So, George and David have announced where they are going to start their 5 year assault on the British economy. And the answer is pretty clear. First up against the wall are the young – my generation: my friends.

I can assure you, we’re pretty cross.

As I write this, I’m surrounded by friends who have just finished their finals. Most feel the genuine fear of graduating, alongside thousands, into unemployment – with an average debt of £20,000. David Blanchflower predicts today that, as a result of these cuts, youth unemployment will “be above a million, unless the government reverses course immediately.”

One of these friends, Sophie, who graduated a year ago, currently has a short term contract in the Civil Service. Hopes of this turning into a long term job serving her country have evaporated with the Civil Service recruitment freeze. This will hit anyone depending on the civil service – erm, all of us. But those trying to set out for a career of Service will feel the pain the most.

But it is, perhaps, our younger siblings who have more cause for anger. Cutting university places by 10,000 in the midst of a recession is a bizarre thing to do – especially in a year when 100,000 more school-leavers are applying for university. The short term multiplier effect of a pound spent in a university is huge (as I explain here), which means cuts to university funding multiply up to massive cuts to the economy. But the long term assault on education is astonishing – and again, it’s my generation which will feel the pain.

While the value of learning should never be measured in its economic output alone, you can’t build a knowledge economy without paying for teachers. Our generation is going to have to spend the next ten years of our lives re-building an economy left in ashes. And now Laws and Osborne are taking away the tools we will need to do the work. The UK already spends a lower portion of wealth on Higher Education than most Western countries. To pull this rug from under the feet of those leaving school this term is as foolish as it is cruel. Cameron and Clegg’s new politics is about to deliver a new lost generation.
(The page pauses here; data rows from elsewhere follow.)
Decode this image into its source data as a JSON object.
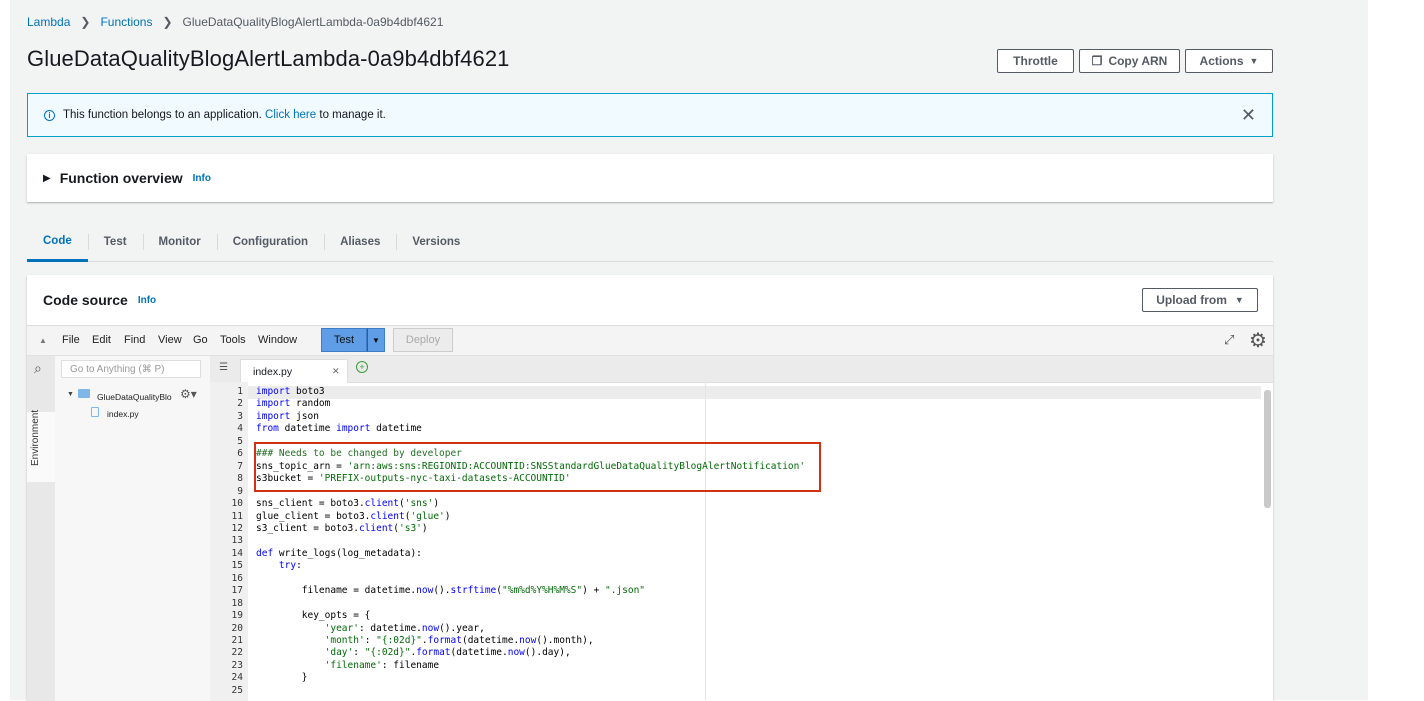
{
  "breadcrumb": {
    "items": [
      "Lambda",
      "Functions",
      "GlueDataQualityBlogAlertLambda-0a9b4dbf4621"
    ]
  },
  "page": {
    "title": "GlueDataQualityBlogAlertLambda-0a9b4dbf4621"
  },
  "header_buttons": {
    "throttle": "Throttle",
    "copy_arn": "Copy ARN",
    "actions": "Actions"
  },
  "alert": {
    "text_before": "This function belongs to an application.",
    "link": "Click here",
    "text_after": "to manage it."
  },
  "overview": {
    "title": "Function overview",
    "info": "Info"
  },
  "tabs": [
    "Code",
    "Test",
    "Monitor",
    "Configuration",
    "Aliases",
    "Versions"
  ],
  "code_source": {
    "title": "Code source",
    "info": "Info",
    "upload_label": "Upload from"
  },
  "ide": {
    "menu": [
      "File",
      "Edit",
      "Find",
      "View",
      "Go",
      "Tools",
      "Window"
    ],
    "test_label": "Test",
    "deploy_label": "Deploy",
    "search_placeholder": "Go to Anything (⌘ P)",
    "environment_label": "Environment",
    "folder_name": "GlueDataQualityBlo",
    "file_name": "index.py",
    "open_tab": "index.py"
  },
  "code": {
    "line_numbers": [
      "1",
      "2",
      "3",
      "4",
      "5",
      "6",
      "7",
      "8",
      "9",
      "10",
      "11",
      "12",
      "13",
      "14",
      "15",
      "16",
      "17",
      "18",
      "19",
      "20",
      "21",
      "22",
      "23",
      "24",
      "25"
    ],
    "lines": [
      "import boto3",
      "import random",
      "import json",
      "from datetime import datetime",
      "",
      "### Needs to be changed by developer",
      "sns_topic_arn = 'arn:aws:sns:REGIONID:ACCOUNTID:SNSStandardGlueDataQualityBlogAlertNotification'",
      "s3bucket = 'PREFIX-outputs-nyc-taxi-datasets-ACCOUNTID'",
      "",
      "sns_client = boto3.client('sns')",
      "glue_client = boto3.client('glue')",
      "s3_client = boto3.client('s3')",
      "",
      "def write_logs(log_metadata):",
      "    try:",
      "",
      "        filename = datetime.now().strftime(\"%m%d%Y%H%M%S\") + \".json\"",
      "",
      "        key_opts = {",
      "            'year': datetime.now().year,",
      "            'month': \"{:02d}\".format(datetime.now().month),",
      "            'day': \"{:02d}\".format(datetime.now().day),",
      "            'filename': filename",
      "        }",
      ""
    ]
  },
  "colors": {
    "link": "#0073bb",
    "alert_border": "#00a1c9",
    "alert_bg": "#f1faff",
    "test_button": "#5f9de6",
    "highlight_box": "#d13212"
  }
}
And while those kept out of university try to get off the dole, that job will be made harder. The Future Jobs Fund has gone – costing up to 60,000 jobs for young people.

If you wanted to increase youth crime, and drug abuse, I can think of few better ways to do it.

And, of course, all of these cuts are an attack on my generation in that they are a failure to invest in the future. As Joseph Stiglitz points out, in his excellent piece in the Guardian on deficit-cut fetishism:

“Banks’ short-sightedness helped create the crisis; we cannot let government short-sightedness – prodded by the financial sector – prolong it.Faster growth and returns on public investment yield higher tax revenues, and a 5 to 6% return is more than enough to offset temporary increases in the national debt.” (my bolding)

While some right wing economists wrote to the Times to argue that it is a good idea to have cuts in the medium term (not, they didn’t support the Tory immediate cuts, as most of the media claimed), this fails to recognise what most of the economists who predicted this recession point out – that the value of public investment is often in the longer term. If we today destroy the institutions which deliver public services, they will take decades to re-build. This is essentially a process of the wealthier baby-boomers avoiding higher taxes in a couple of years, by refusing to invest in the services my friends and I will require throughout our lives.

And looking to when I expect to retire – around 2050 – my generation faces the genuine fear of the impacts of runaway climate change. So, when David Laws and George Osborne announced that they are cutting those bodies helping drive us (far too slowly already) towards a low carbon economy, this is a direct assault on my future.

These cuts are not needed. As David Blanchflower said today, they are not driven by sound economic thinking, but by right wing dogma. Many will feel the pain Law’s ‘shockwaves‘ – announced immediately after Cameron promised to cut tax for the wealthiest. But it is my generation who will feel most pain.

And as another year of graduates find themselves standing beside their school-leaver siblings in lengthening dole queues, how long will it take them to realise what Mr Osborne really means when he tells us that “we are all in this together”?

Join the campaign against this assault on the young.

Adam Ramsay

About Adam Ramsay

Adam is Co-Editor of Open Democracy UK and a green activist based in Edinburgh. He co-founded Bright Green in 2010.